The other two items are an untitled work by Anne Goldthwaite (see this link) and Making Soap by Benjamin T. Newman (see this link).
Before restoration, the mat had been glued to the drawing ...
... and the backing board show strong signs of acid burn and staining.
The drawing is animated by three figures. The first shows a well dressed gentleman walking out of the original front doors.
Note the copper balustrade above the portico (see this link for more).
The weather vane on the drawing is not the "quill pen" that we currently have.
The title and the architect's name are detailed in very stylistic calligraphy (click on images to enlarge them).
However, notice the O.A.T. Del. indicating that another person actually delineated or drew the item.
The image was used in a number of publications preserved in the Conway Public Library's Henney History Room including the Order of Exercises, a program from the cornerstone ceremony from the event of June thirteenth, 1900 that includes a list of songs, prayers, benedictions and a historical address by the buildings architect, Thomas Silloway.

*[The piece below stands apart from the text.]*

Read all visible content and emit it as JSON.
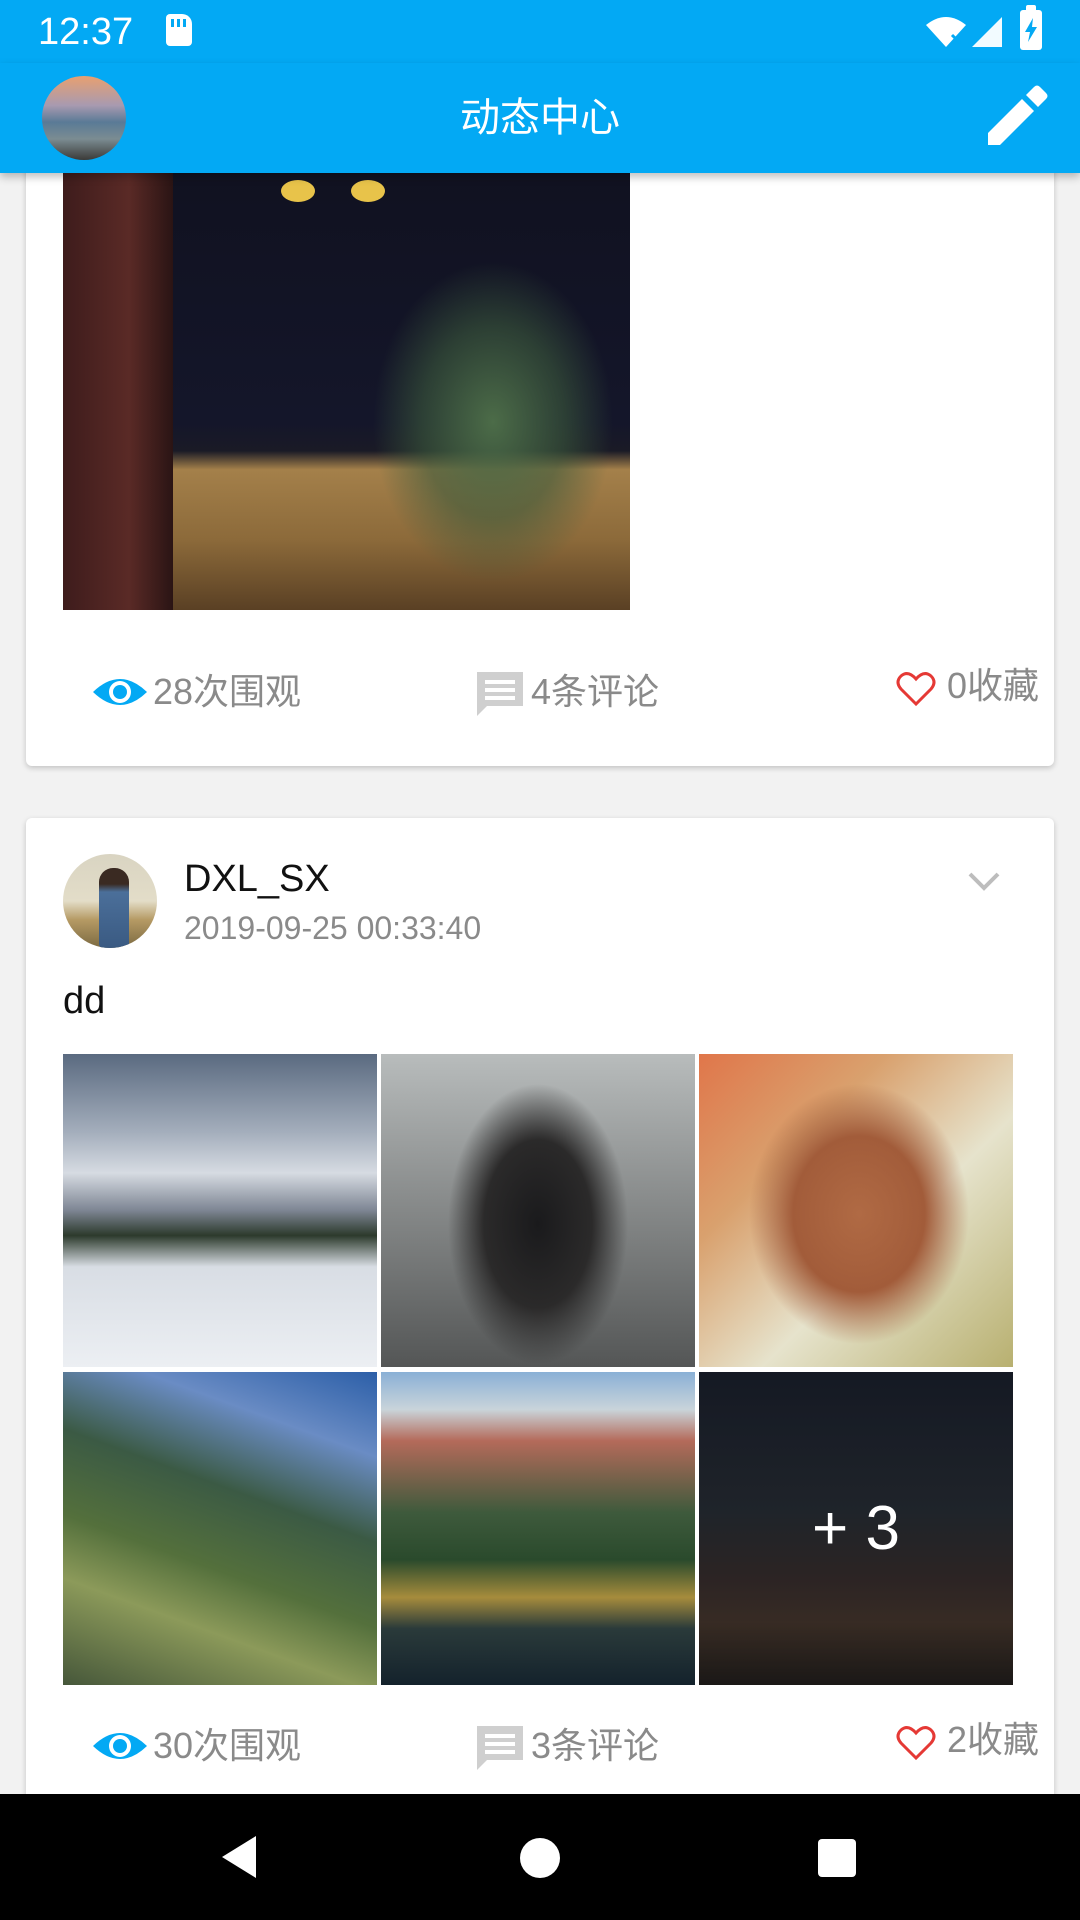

The drawing was also used in a memorial booklet for Thomas Jenks, who funded the building of the library.
A photograph of Silloway can be found in the library's "red" founder's room. However, it is kind of buried or hidden as one of 48 photos of people involved in building the original section of the library.
The road south of the library's original back door was named in his honor as seen in this 1908 Sanborn insurance map.
The name remained on the 1923 version of the map. Notice the changes in the Chase-Wilder House west of the library.
By 1929 The name had been changed to Greenwood Avenue, although the old name was indicated in parenthesis.
On the other side of the original entrance doors is an architectural rendering of the recent addition to the library.
The grand opening of the expansion was held June 5, 2004.
And that work was also memorialized in stone,
So with the 15th anniversary of the expansion and renovation coming up it is almost time for another party.